A full ban will come into place following a 12-year transitional period to “ensure proper conversion of production”, the ministry said.

“We wanted to phase out cage eggs as soon as possible. But we have a genuine responsibility to producers of cage eggs,” the agriculture minister, Rasmus Prehn, told news wire Ritzau.

The 12-year transition will avoid instances of expropriation by giving farmers time to fund and make the switch, according to Prehn.

Supermarket Lidl chose to remove cage eggs from its shelves as long ago as 2015, according to broadcaster DR. Other supermarket chains including Coop and Dansk Supermarked have since followed that decision, meaning most supermarkets in Denmark no longer stock eggs from hens in cages.

The EU banned battery cages in 2012, but hens can still be kept in larger cages, termed “enriched” or “furnished” cages, for the production of eggs, in line with the EU directive that banned battery production.

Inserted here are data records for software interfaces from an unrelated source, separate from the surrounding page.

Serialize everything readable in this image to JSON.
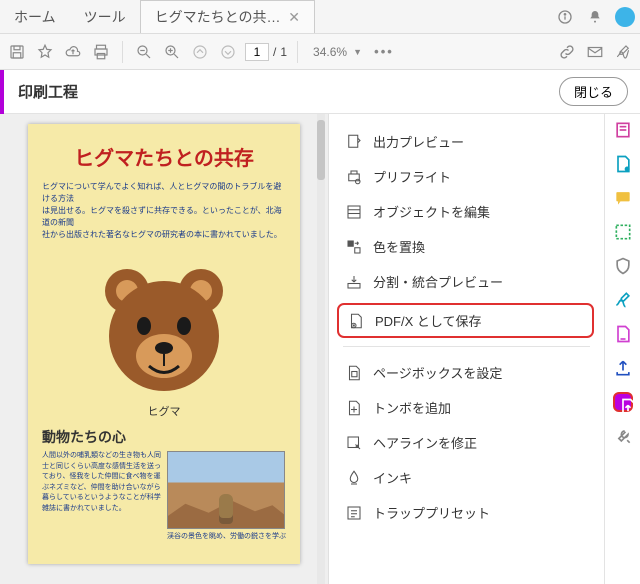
{
  "tabs": {
    "home": "ホーム",
    "tools": "ツール",
    "doc": "ヒグマたちとの共…"
  },
  "toolbar": {
    "page_current": "1",
    "page_total": "1",
    "zoom": "34.6%"
  },
  "panel": {
    "title": "印刷工程",
    "close": "閉じる"
  },
  "doc": {
    "title": "ヒグマたちとの共存",
    "body_row1": "ヒグマについて学んでよく知れば、人とヒグマの間のトラブルを避ける方法",
    "body_row2": "は見出せる。ヒグマを殺さずに共存できる。といったことが、北海道の新聞",
    "body_row3": "社から出版された著名なヒグマの研究者の本に書かれていました。",
    "bear_caption": "ヒグマ",
    "sub_heading": "動物たちの心",
    "col_text": "人間以外の哺乳類などの生き物も人同士と同じくらい高度な感情生活を送っており、怪我をした仲間に食べ物を運ぶネズミなど、仲間を助け合いながら暮らしているというようなことが科学雑誌に書かれていました。",
    "photo_caption": "渓谷の景色を眺め、労働の鋭さを学ぶ"
  },
  "side": {
    "items": [
      "出力プレビュー",
      "プリフライト",
      "オブジェクトを編集",
      "色を置換",
      "分割・統合プレビュー",
      "PDF/X として保存",
      "ページボックスを設定",
      "トンボを追加",
      "ヘアラインを修正",
      "インキ",
      "トラッププリセット"
    ]
  }
}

Production of cage eggs in Denmark has fallen from 61 percent of total egg production in 2010 to 13 percent in 2021, according to DR.

That is an underestimate in comparison to the ministry press release, which states that seven producers of cage eggs in Denmark were responsible for 17 percent of Denmark’s total egg production last year.

While most supermarkets have stopped selling cage eggs, they are still often used by restaurants, catering businesses, food factories and pharmaceutical companies, the ministry states.

“Cage hens live – as the name suggests – their whole lives in small cages with limited space to flap their wings. Denmark is in many ways a forefront country within agriculture, and this must also be the case when it comes to animal welfare,” Prehn said in the press statement.